Most of these daycare places can seek the services of up to 30 staffers, but right now, the amount of employees they have ranges concerning 15 and 24. The scarcity has led some areas to now operate on lowered hrs.

Hayworth said it would be challenging to increase hourly prices and continue to keep tuition at the level it’s at. (The common value of boy or girl care in the U.S. stands at $8,355 a yr for each baby.) She observed that the centers’ staffers can make involving $10 and $17 an hour, which is dependent on their instruction degree. 

Personalized sacrifices

Kayla Arruda, a previous early youngster care teacher who now functions as the director of a preschool center in Rhode Island, explained she to begin with left the early boy or girl care subject back in 2019 mainly because of burnout.

“I was not making enough funds to justify the volume of work I was placing in every day,” Arruda stated, noting that she would appear residence exhausted.  

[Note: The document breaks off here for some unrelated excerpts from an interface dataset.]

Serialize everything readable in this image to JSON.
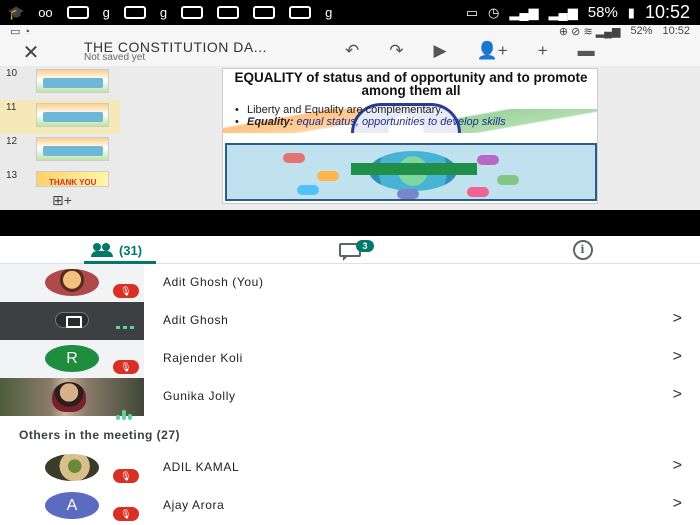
{
  "statusbar": {
    "battery": "58%",
    "time": "10:52"
  },
  "sub_status": {
    "battery": "52%",
    "time": "10:52"
  },
  "slides_toolbar": {
    "title": "THE CONSTITUTION DA...",
    "subtitle": "Not saved yet",
    "icons": [
      "undo-icon",
      "redo-icon",
      "play-icon",
      "add-person-icon",
      "add-icon",
      "comment-icon"
    ]
  },
  "thumbnails": [
    {
      "num": "10",
      "active": false
    },
    {
      "num": "11",
      "active": true
    },
    {
      "num": "12",
      "active": false
    },
    {
      "num": "13",
      "active": false,
      "label": "THANK YOU"
    }
  ],
  "slide": {
    "title": "EQUALITY of status and of opportunity and to promote among them all",
    "bullet1": "Liberty and Equality are complementary.",
    "bullet2_bold": "Equality:",
    "bullet2_rest": " equal status, opportunities to develop skills"
  },
  "tabs": {
    "people_count": "(31)",
    "chat_badge": "3"
  },
  "participants": [
    {
      "name": "Adit Ghosh (You)"
    },
    {
      "name": "Adit Ghosh"
    },
    {
      "name": "Rajender Koli",
      "initial": "R"
    },
    {
      "name": "Gunika Jolly"
    }
  ],
  "others_header": "Others in the meeting (27)",
  "others": [
    {
      "name": "ADIL KAMAL"
    },
    {
      "name": "Ajay Arora",
      "initial": "A"
    }
  ],
  "colors": {
    "accent": "#00796b",
    "mute": "#d93025"
  }
}
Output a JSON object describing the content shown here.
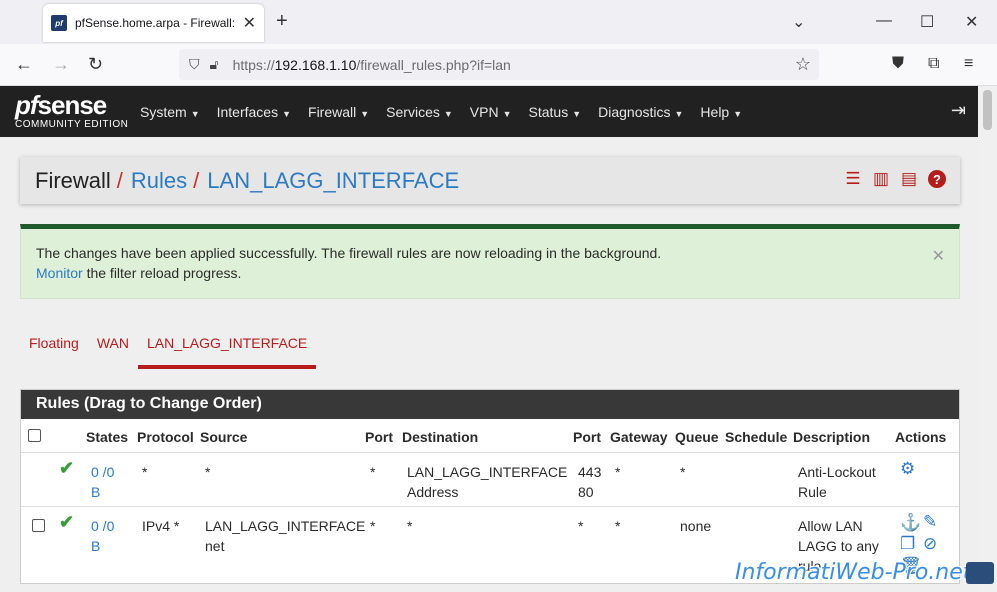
{
  "browser": {
    "tab_title": "pfSense.home.arpa - Firewall: R",
    "favicon_text": "pf",
    "url_prefix": "https://",
    "url_host": "192.168.1.10",
    "url_path": "/firewall_rules.php?if=lan"
  },
  "header": {
    "logo_main": "sense",
    "logo_pf": "pf",
    "logo_sub": "COMMUNITY EDITION",
    "menu": [
      "System",
      "Interfaces",
      "Firewall",
      "Services",
      "VPN",
      "Status",
      "Diagnostics",
      "Help"
    ]
  },
  "breadcrumb": {
    "part1": "Firewall",
    "part2": "Rules",
    "part3": "LAN_LAGG_INTERFACE",
    "sep": "/"
  },
  "alert": {
    "line1": "The changes have been applied successfully. The firewall rules are now reloading in the background.",
    "link": "Monitor",
    "line2_rest": " the filter reload progress."
  },
  "tabs": [
    "Floating",
    "WAN",
    "LAN_LAGG_INTERFACE"
  ],
  "rules_panel": {
    "title": "Rules (Drag to Change Order)",
    "columns": [
      "States",
      "Protocol",
      "Source",
      "Port",
      "Destination",
      "Port",
      "Gateway",
      "Queue",
      "Schedule",
      "Description",
      "Actions"
    ],
    "rows": [
      {
        "states_a": "0 /0",
        "states_b": "B",
        "protocol": "*",
        "source_a": "*",
        "source_b": "",
        "src_port": "*",
        "dest_a": "LAN_LAGG_INTERFACE",
        "dest_b": "Address",
        "dst_port_a": "443",
        "dst_port_b": "80",
        "gateway": "*",
        "queue": "*",
        "schedule": "",
        "desc_a": "Anti-Lockout",
        "desc_b": "Rule",
        "desc_c": ""
      },
      {
        "states_a": "0 /0",
        "states_b": "B",
        "protocol": "IPv4 *",
        "source_a": "LAN_LAGG_INTERFACE",
        "source_b": "net",
        "src_port": "*",
        "dest_a": "*",
        "dest_b": "",
        "dst_port_a": "*",
        "dst_port_b": "",
        "gateway": "*",
        "queue": "none",
        "schedule": "",
        "desc_a": "Allow LAN",
        "desc_b": "LAGG to any",
        "desc_c": "rule"
      }
    ]
  },
  "watermark": "InformatiWeb-Pro.net",
  "colors": {
    "accent": "#b71c1c",
    "link": "#2c7ac2",
    "header_bg": "#212121",
    "success_bar": "#1e5a2b"
  }
}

In an job interview with Market host David Brancaccio, KPCC reporter Mariana Dale reported some boy or girl treatment providers she’s spoken to have also designed fiscal sacrifices for the households they’re caring for. 

“I’ve talked to providers who are going out to Focus on and paying their very own dollars to deliver this for families. They are using meals out of their possess pantries to feed these family members,” Dale instructed Brancaccio.

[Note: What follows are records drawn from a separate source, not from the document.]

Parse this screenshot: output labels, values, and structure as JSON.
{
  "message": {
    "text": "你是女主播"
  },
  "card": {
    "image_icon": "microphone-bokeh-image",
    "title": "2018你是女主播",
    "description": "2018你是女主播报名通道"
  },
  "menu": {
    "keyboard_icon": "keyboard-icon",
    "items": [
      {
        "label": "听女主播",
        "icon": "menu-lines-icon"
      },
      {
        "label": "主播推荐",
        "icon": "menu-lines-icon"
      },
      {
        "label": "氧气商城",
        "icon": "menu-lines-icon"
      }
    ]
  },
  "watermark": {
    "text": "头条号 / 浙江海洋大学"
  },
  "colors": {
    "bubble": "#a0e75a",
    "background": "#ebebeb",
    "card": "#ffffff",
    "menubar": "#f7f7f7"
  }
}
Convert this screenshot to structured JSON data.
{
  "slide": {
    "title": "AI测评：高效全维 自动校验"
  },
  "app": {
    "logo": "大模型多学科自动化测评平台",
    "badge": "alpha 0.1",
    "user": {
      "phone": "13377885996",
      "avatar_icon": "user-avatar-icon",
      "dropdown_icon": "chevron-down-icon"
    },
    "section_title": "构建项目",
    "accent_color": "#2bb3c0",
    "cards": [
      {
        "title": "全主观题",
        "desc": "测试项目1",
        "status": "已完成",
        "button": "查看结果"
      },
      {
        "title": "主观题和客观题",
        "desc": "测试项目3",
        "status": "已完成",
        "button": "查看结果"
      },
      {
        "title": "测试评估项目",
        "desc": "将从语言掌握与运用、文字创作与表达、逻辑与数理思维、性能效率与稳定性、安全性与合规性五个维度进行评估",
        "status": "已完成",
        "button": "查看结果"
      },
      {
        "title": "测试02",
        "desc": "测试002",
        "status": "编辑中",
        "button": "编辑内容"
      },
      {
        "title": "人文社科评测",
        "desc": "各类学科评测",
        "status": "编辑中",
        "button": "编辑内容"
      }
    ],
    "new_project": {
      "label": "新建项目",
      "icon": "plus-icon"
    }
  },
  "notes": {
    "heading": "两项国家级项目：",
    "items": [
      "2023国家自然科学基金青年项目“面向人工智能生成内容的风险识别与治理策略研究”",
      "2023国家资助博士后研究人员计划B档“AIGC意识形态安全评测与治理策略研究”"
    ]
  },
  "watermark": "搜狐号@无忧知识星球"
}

As a end result, some are not putting their revenue in retirement cost savings or just can’t spend for wellbeing care. On prime of these costs, Dale mentioned that companies also had to acquire items like masks and protective equipment throughout the pandemic.

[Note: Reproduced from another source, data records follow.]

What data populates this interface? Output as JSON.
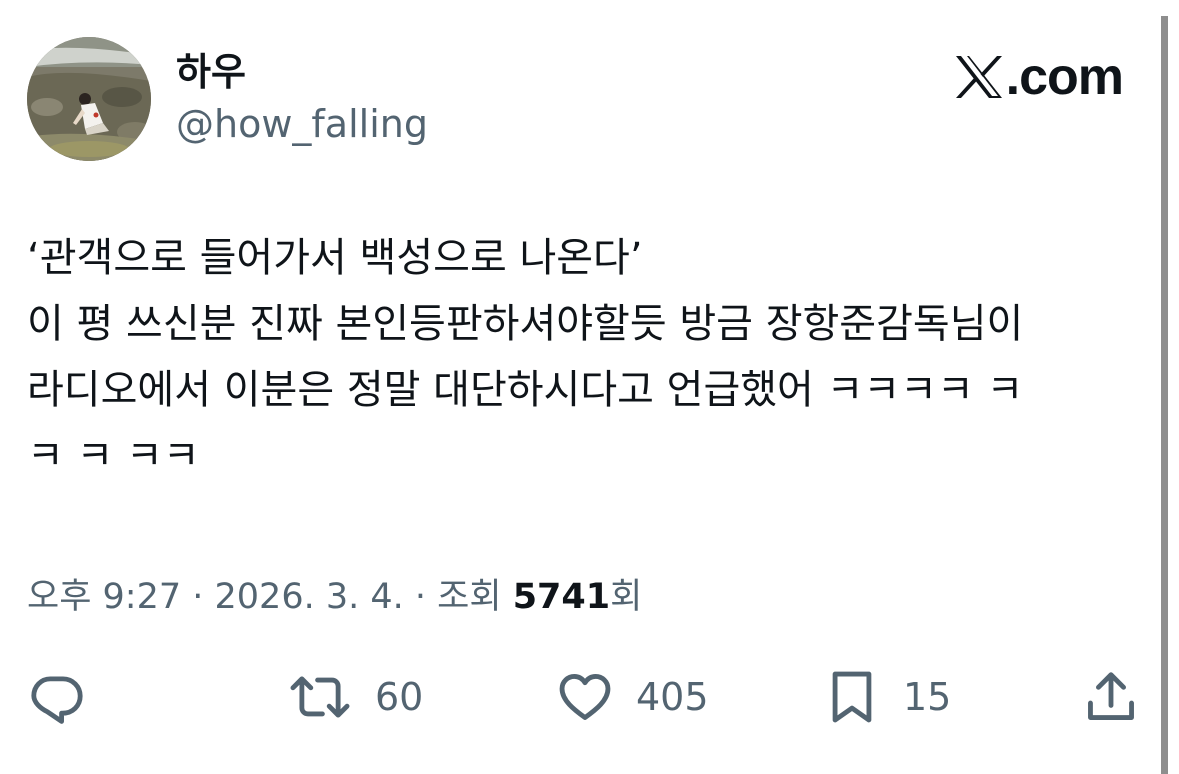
{
  "author": {
    "display_name": "하우",
    "handle": "@how_falling",
    "avatar_icon": "profile-photo"
  },
  "brand": {
    "logo_icon": "x-logo-icon",
    "domain_suffix": ".com"
  },
  "tweet": {
    "lines": [
      "‘관객으로 들어가서 백성으로 나온다’",
      "이 평 쓰신분 진짜 본인등판하셔야할듯 방금 장항준감독님이",
      "라디오에서 이분은 정말 대단하시다고 언급했어 ㅋㅋㅋㅋ ㅋ",
      "ㅋ ㅋ ㅋㅋ"
    ]
  },
  "meta": {
    "time": "오후 9:27",
    "separator": " · ",
    "date": "2026. 3. 4.",
    "views_label": "조회 ",
    "views_count": "5741",
    "views_suffix": "회"
  },
  "actions": {
    "reply": {
      "icon": "reply-icon",
      "count": ""
    },
    "retweet": {
      "icon": "retweet-icon",
      "count": "60"
    },
    "like": {
      "icon": "heart-icon",
      "count": "405"
    },
    "bookmark": {
      "icon": "bookmark-icon",
      "count": "15"
    },
    "share": {
      "icon": "share-icon",
      "count": ""
    }
  },
  "colors": {
    "text_primary": "#0f1419",
    "text_secondary": "#536471",
    "background": "#ffffff"
  }
}
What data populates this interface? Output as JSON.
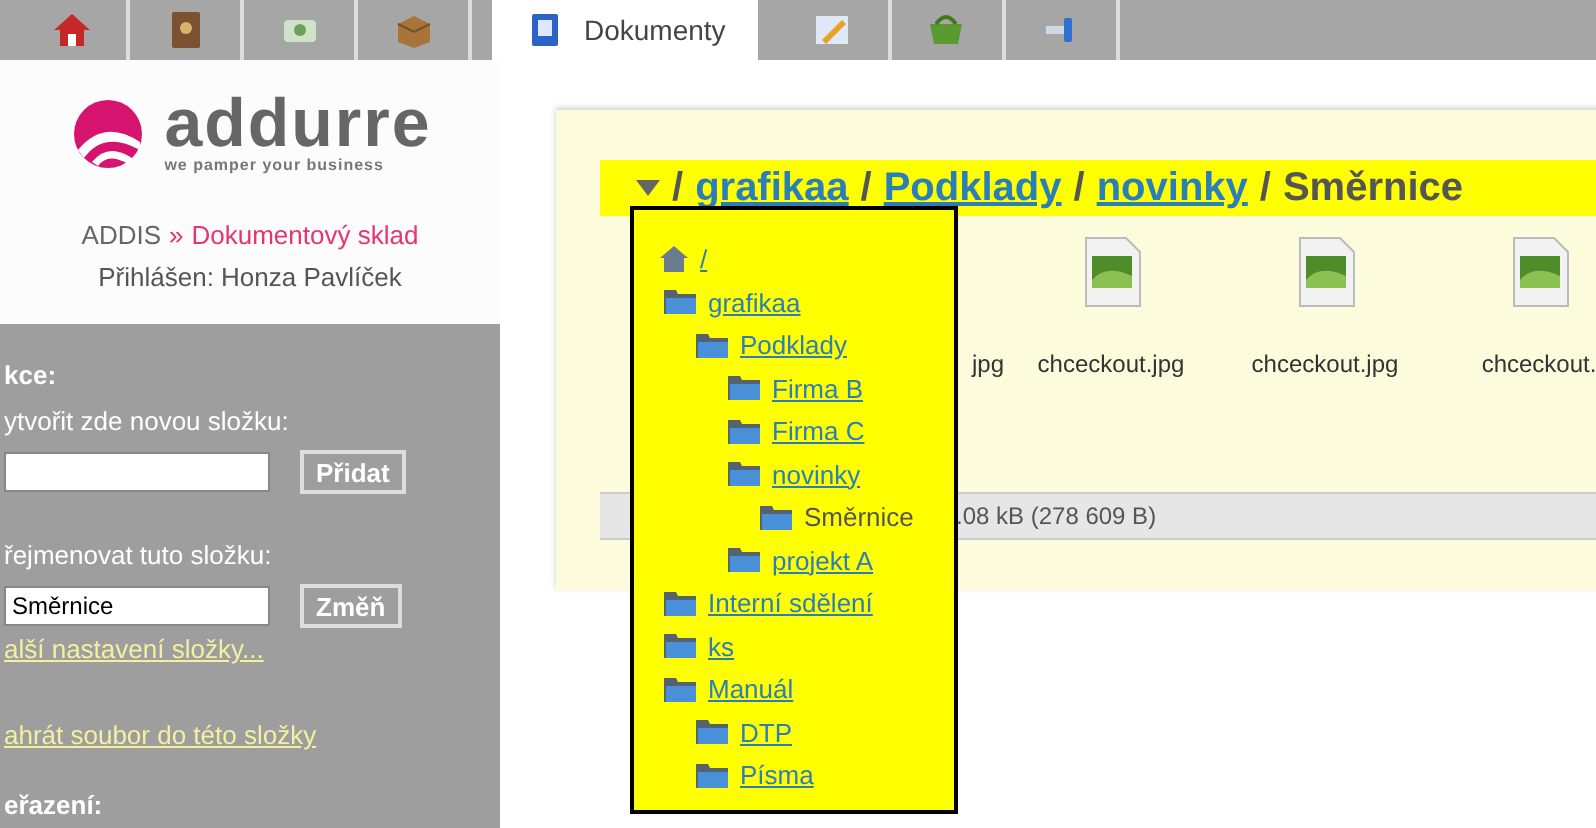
{
  "nav": {
    "tabs": [
      {
        "selected": false
      },
      {
        "selected": false
      },
      {
        "selected": false
      },
      {
        "selected": false
      },
      {
        "label": "Dokumenty",
        "selected": true
      },
      {
        "selected": false
      },
      {
        "selected": false
      },
      {
        "selected": false
      }
    ]
  },
  "logo": {
    "name": "addurre",
    "tagline": "we pamper your business"
  },
  "header": {
    "app": "ADDIS",
    "separator": "»",
    "section": "Dokumentový sklad",
    "user": "Přihlášen: Honza Pavlíček"
  },
  "sidebar": {
    "items": [
      {
        "kind": "heading",
        "text": "kce:"
      },
      {
        "kind": "label",
        "text": "ytvořit zde novou složku:"
      },
      {
        "kind": "form",
        "value": "",
        "button": "Přidat"
      },
      {
        "kind": "label",
        "text": "řejmenovat tuto složku:"
      },
      {
        "kind": "form",
        "value": "Směrnice",
        "button": "Změň"
      },
      {
        "kind": "link",
        "text": "alší nastavení složky..."
      },
      {
        "kind": "link",
        "text": "ahrát soubor do této složky"
      },
      {
        "kind": "heading",
        "text": "eřazení:"
      }
    ]
  },
  "breadcrumb": [
    {
      "kind": "separator",
      "text": "/"
    },
    {
      "kind": "link",
      "text": "grafikaa"
    },
    {
      "kind": "separator",
      "text": "/"
    },
    {
      "kind": "link",
      "text": "Podklady"
    },
    {
      "kind": "separator",
      "text": "/"
    },
    {
      "kind": "link",
      "text": "novinky"
    },
    {
      "kind": "separator",
      "text": "/"
    },
    {
      "kind": "current",
      "text": "Směrnice"
    }
  ],
  "files": [
    {
      "name": "jpg",
      "kind": "fragment"
    },
    {
      "name": "chceckout.jpg",
      "kind": "image"
    },
    {
      "name": "chceckout.jpg",
      "kind": "image"
    },
    {
      "name": "chceckout.",
      "kind": "image"
    }
  ],
  "status_bar": ".08 kB (278 609 B)",
  "folder_tree": [
    {
      "label": "/",
      "selected": false,
      "children": [
        {
          "label": "grafikaa",
          "selected": false,
          "children": [
            {
              "label": "Podklady",
              "selected": false,
              "children": [
                {
                  "label": "Firma B",
                  "selected": false
                },
                {
                  "label": "Firma C",
                  "selected": false
                },
                {
                  "label": "novinky",
                  "selected": false,
                  "children": [
                    {
                      "label": "Směrnice",
                      "selected": true
                    }
                  ]
                },
                {
                  "label": "projekt A",
                  "selected": false
                }
              ]
            }
          ]
        },
        {
          "label": "Interní sdělení",
          "selected": false
        },
        {
          "label": "ks",
          "selected": false
        },
        {
          "label": "Manuál",
          "selected": false,
          "children": [
            {
              "label": "DTP",
              "selected": false
            },
            {
              "label": "Písma",
              "selected": false
            }
          ]
        }
      ]
    }
  ]
}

A lot of of the staff members and daycare operators who continue being in the discipline do it for the really like of the career. Even though Arruda remaining and at a person place worked as an HR manager for a retail institution, she could not keep absent from it for long. 

“I skipped working with young children. It named again to me,” Arruda mentioned. “I’m quite psyched to be again in the subject. But I’m really knowledgeable it is undoubtedly not the greatest spending subject out there, however.”

The system can appear like a paradox: mother and father shell out countless numbers of dollars, even though the employees hunting right after these kids acquire insufficient salaries. 

“It’s a perverse final result of households acquiring to privately finance this highly-priced interval of instruction,” Morrissey explained. “K-12 education is universally offered publicly. But from [ages] to 5, people are on their possess.” 

Options going forward and taking away stigma 

The Biden administration has acknowledged the small spend in little one care, and announced in April that it plans to elevate the least wage for early baby treatment staff to $15 an hour for these in pre-K plans and Head Get started, a federal software for small children up to age 5 from small-profits people.

Collins explained that the U.S. is one of the only wealthy Western nations around the world in the globe that doesn’t have a common little one care program out there to all people on a federal amount. 

But she pointed out that unique cities and counties, these kinds of as Washington, D.C., have spearheaded their possess programs.

Hayworth explained she would like people who operate with young youngsters to be taken care of as specialists — performing in this area ought to be about cultivating a occupation, not a stepping stone to an additional work. She would also like a lot more support from the point out so that her employees can access superior rewards, like a retirement system and significantly less pricey well being insurance policy plans. 

“I have men and women that perform for me who wouldn’t even be able to find the money for for their youngsters to arrive to our schools,” Hayworth reported. 

Collins mentioned caregiving in the U.S. is deeply feminized. Employment with workforces that are the greater part-feminine tend to shell out considerably less than positions with predominantly male workforces, in accordance to the Heart for American Development. We believe of positions similar to care as function that ladies can do obviously, according to Collins.

“But caring is a ability,” she reported. “Upgrading the situations and the wages in these careers is absolutely essential for acquiring additional men and women into caregiving roles.”